Gender it seems is making the news again. At last. For far too long we have stopped talking about it in public spaces.
There is a really interesting article in the Observer today (I tried to get the link for this blog, but doing this via phone and it won't work for me) called Are Britain's teenage girls really in crisis? It is well worth reading as I am sure the book Living Dolls: the return of sexism by Natasha Walter will be too. The article concludes with the paragraph;
'The message is that for modern teeange girls the encouragement to do better, look better and have more has become almost unbearable. They need help and they need it urgently - not only for themselves but for the next generation, whose mothers they will be'.

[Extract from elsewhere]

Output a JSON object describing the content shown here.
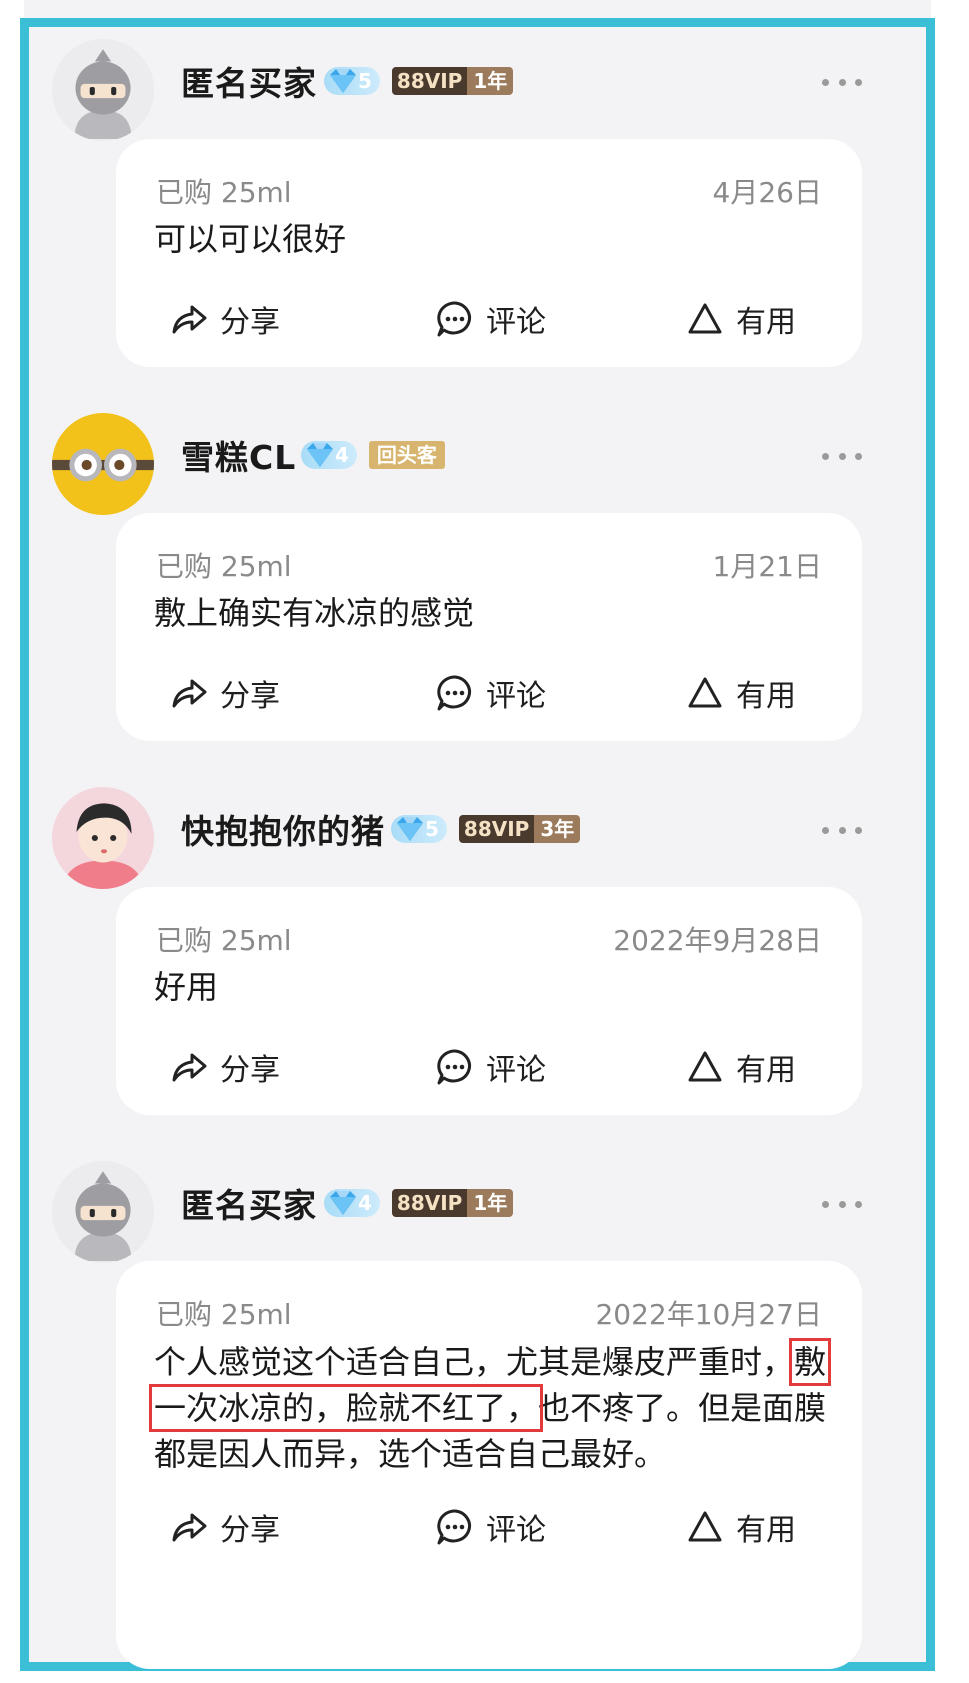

And I agree with much of the sentiment in the article. And we have to be really clear here, the arguments about whether teenage girls are the most vulnerable group in society need to be heard. But for me, what i hear from young people and staff at Brook is that it is gender - growing up as a boy, or a girl and what that means that we have to address. We have to really think about what we are teaching boys and girls, and what boys and girls are learning about themselves, their bodies, their aspirations and about sex. And unless we do so we will miss the point in the development and implementation of youth policy.
That is why Brook's conference this year is on gender - at this conference we will premier a film about gender made by young people who work at Brook and have a real opportunity to spend quality time focusing on how we put gender back central stage in a way that is relevant and meaningful for this century. You can see the trailer for the film on You Tube by searching for Brook Gender 2010 and you can find out more about the conference by visiting brook.org.uk